_Work order_: Give every entry again precisely as it appears.

(Interface dataset entries)
┌──

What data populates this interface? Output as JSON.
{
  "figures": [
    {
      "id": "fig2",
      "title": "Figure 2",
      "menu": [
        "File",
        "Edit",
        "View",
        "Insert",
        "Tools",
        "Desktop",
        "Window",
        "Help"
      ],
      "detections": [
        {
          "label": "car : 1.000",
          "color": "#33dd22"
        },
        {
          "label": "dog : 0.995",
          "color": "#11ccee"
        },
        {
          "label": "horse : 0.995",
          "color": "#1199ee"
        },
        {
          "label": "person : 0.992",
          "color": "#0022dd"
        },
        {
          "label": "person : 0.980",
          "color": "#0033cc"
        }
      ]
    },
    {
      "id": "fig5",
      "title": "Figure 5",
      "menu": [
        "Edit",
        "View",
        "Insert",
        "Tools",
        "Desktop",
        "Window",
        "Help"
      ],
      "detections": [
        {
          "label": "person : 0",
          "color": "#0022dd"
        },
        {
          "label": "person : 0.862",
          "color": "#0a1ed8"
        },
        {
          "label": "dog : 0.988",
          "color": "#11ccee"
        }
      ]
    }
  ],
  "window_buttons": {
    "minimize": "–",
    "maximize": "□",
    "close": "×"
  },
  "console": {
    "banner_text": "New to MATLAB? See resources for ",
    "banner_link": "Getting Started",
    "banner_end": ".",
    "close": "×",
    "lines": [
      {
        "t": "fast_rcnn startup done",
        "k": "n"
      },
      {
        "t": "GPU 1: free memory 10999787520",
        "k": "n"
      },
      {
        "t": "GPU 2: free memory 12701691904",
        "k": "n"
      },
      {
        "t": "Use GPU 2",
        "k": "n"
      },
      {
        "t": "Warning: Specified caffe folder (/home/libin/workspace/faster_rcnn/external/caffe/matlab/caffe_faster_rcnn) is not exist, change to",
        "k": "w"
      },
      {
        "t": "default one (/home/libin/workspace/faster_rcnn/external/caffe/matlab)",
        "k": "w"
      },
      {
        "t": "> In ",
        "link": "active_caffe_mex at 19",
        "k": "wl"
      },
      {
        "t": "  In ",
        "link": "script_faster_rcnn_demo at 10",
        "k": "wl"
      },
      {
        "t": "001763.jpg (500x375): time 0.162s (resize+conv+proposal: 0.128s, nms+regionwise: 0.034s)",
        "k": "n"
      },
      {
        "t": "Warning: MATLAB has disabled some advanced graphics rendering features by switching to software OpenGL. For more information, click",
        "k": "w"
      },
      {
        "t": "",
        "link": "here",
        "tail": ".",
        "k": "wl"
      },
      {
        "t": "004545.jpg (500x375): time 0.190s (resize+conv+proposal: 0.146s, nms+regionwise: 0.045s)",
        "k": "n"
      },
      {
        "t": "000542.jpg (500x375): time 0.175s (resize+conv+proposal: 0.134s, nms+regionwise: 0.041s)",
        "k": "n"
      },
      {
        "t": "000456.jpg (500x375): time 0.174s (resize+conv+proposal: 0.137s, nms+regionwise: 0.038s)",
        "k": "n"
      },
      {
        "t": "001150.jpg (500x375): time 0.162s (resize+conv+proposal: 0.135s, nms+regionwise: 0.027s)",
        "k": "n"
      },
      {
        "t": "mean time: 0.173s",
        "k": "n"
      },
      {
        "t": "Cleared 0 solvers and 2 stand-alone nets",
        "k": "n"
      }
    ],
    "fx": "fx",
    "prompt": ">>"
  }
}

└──

_Output below_:
What data populates this interface? Output as JSON.
{
  "figures": [
    {
      "id": "fig2",
      "title": "Figure 2",
      "menu": [
        "File",
        "Edit",
        "View",
        "Insert",
        "Tools",
        "Desktop",
        "Window",
        "Help"
      ],
      "detections": [
        {
          "label": "car : 1.000",
          "color": "#33dd22"
        },
        {
          "label": "dog : 0.995",
          "color": "#11ccee"
        },
        {
          "label": "horse : 0.995",
          "color": "#1199ee"
        },
        {
          "label": "person : 0.992",
          "color": "#0022dd"
        },
        {
          "label": "person : 0.980",
          "color": "#0033cc"
        }
      ]
    },
    {
      "id": "fig5",
      "title": "Figure 5",
      "menu": [
        "Edit",
        "View",
        "Insert",
        "Tools",
        "Desktop",
        "Window",
        "Help"
      ],
      "detections": [
        {
          "label": "person : 0",
          "color": "#0022dd"
        },
        {
          "label": "person : 0.862",
          "color": "#0a1ed8"
        },
        {
          "label": "dog : 0.988",
          "color": "#11ccee"
        }
      ]
    }
  ],
  "window_buttons": {
    "minimize": "–",
    "maximize": "□",
    "close": "×"
  },
  "console": {
    "banner_text": "New to MATLAB? See resources for ",
    "banner_link": "Getting Started",
    "banner_end": ".",
    "close": "×",
    "lines": [
      {
        "t": "fast_rcnn startup done",
        "k": "n"
      },
      {
        "t": "GPU 1: free memory 10999787520",
        "k": "n"
      },
      {
        "t": "GPU 2: free memory 12701691904",
        "k": "n"
      },
      {
        "t": "Use GPU 2",
        "k": "n"
      },
      {
        "t": "Warning: Specified caffe folder (/home/libin/workspace/faster_rcnn/external/caffe/matlab/caffe_faster_rcnn) is not exist, change to",
        "k": "w"
      },
      {
        "t": "default one (/home/libin/workspace/faster_rcnn/external/caffe/matlab)",
        "k": "w"
      },
      {
        "t": "> In ",
        "link": "active_caffe_mex at 19",
        "k": "wl"
      },
      {
        "t": "  In ",
        "link": "script_faster_rcnn_demo at 10",
        "k": "wl"
      },
      {
        "t": "001763.jpg (500x375): time 0.162s (resize+conv+proposal: 0.128s, nms+regionwise: 0.034s)",
        "k": "n"
      },
      {
        "t": "Warning: MATLAB has disabled some advanced graphics rendering features by switching to software OpenGL. For more information, click",
        "k": "w"
      },
      {
        "t": "",
        "link": "here",
        "tail": ".",
        "k": "wl"
      },
      {
        "t": "004545.jpg (500x375): time 0.190s (resize+conv+proposal: 0.146s, nms+regionwise: 0.045s)",
        "k": "n"
      },
      {
        "t": "000542.jpg (500x375): time 0.175s (resize+conv+proposal: 0.134s, nms+regionwise: 0.041s)",
        "k": "n"
      },
      {
        "t": "000456.jpg (500x375): time 0.174s (resize+conv+proposal: 0.137s, nms+regionwise: 0.038s)",
        "k": "n"
      },
      {
        "t": "001150.jpg (500x375): time 0.162s (resize+conv+proposal: 0.135s, nms+regionwise: 0.027s)",
        "k": "n"
      },
      {
        "t": "mean time: 0.173s",
        "k": "n"
      },
      {
        "t": "Cleared 0 solvers and 2 stand-alone nets",
        "k": "n"
      }
    ],
    "fx": "fx",
    "prompt": ">>"
  }
}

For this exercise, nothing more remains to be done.